Cary, C. University of Delaware, College of Marine Studies, email@example.com
Campbell, B. University of Delaware, College of Marine Studies, firstname.lastname@example.org
Cottrell, M. University of Delaware, College of Marine Studies, email@example.com
Schmidt, M. University of Delaware, College of Marine Studies, firstname.lastname@example.org
Hutchins, D. University of Delaware, College of Marine Studies, email@example.com
CHANGES IN BACTERIAL COMMUNITY COMPOSITION IN RESPONSE TO ADDITIONS OF FE IN 3 DIFFERENT HIGH NUTRIENT LOW CHLOROPHYLL (HNLC) REGIONS.
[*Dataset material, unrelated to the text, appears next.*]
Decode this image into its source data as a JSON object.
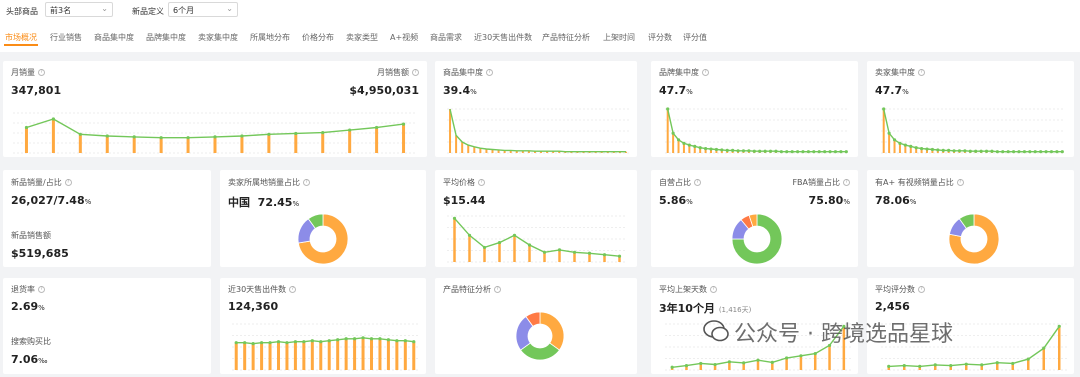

Iron limitation has been shown to affect phytoplankton growth in both open and coastal high nutrient low chlorophyll (HNLC) regions. In every HNLC area examined to date, Fe also exerts strong control over eukaryotic phytoplankton species composition, with Fe additions resulting in a switch from a nano- and picoplankton-dominated community to one composed mostly of large, ferrophilic diatom species. Fe addition also typically results in increased growth rates and abundance of heterotrophic bacteria in HNLC areas. Whether Fe also exerts control over the composition of the prokaryotic community is, however, unknown.
We used molecular genetic techniques to determine the effects of Fe addition on bacterial communities from two oceanic and one coastal HNLC areas. Bacterial DNA was extracted from control and +Fe treatments in shipboard incubations carried out in the Southern Ocean, the subarctic Pacific, and along the Big Sur coast of California. Changes in the composition of the dominant members of the bacterial community during the incubation were monitored using two PCR/16S rRNA based molecular techniques; Denaturing Gradient Gel Electrophoresis (DGGE) and Terminal Restriction Fragment Length Polymorphism (T-RFLP).
Comparisons of microbial communities in these treatments revealed significant changes in composition and dominance. Phylogenetic analysis of reactive members will be presented.
Day: Tuesday, Feb. 2
Time: 09:30 - 09:45am
Location: Hilton of Santa Fe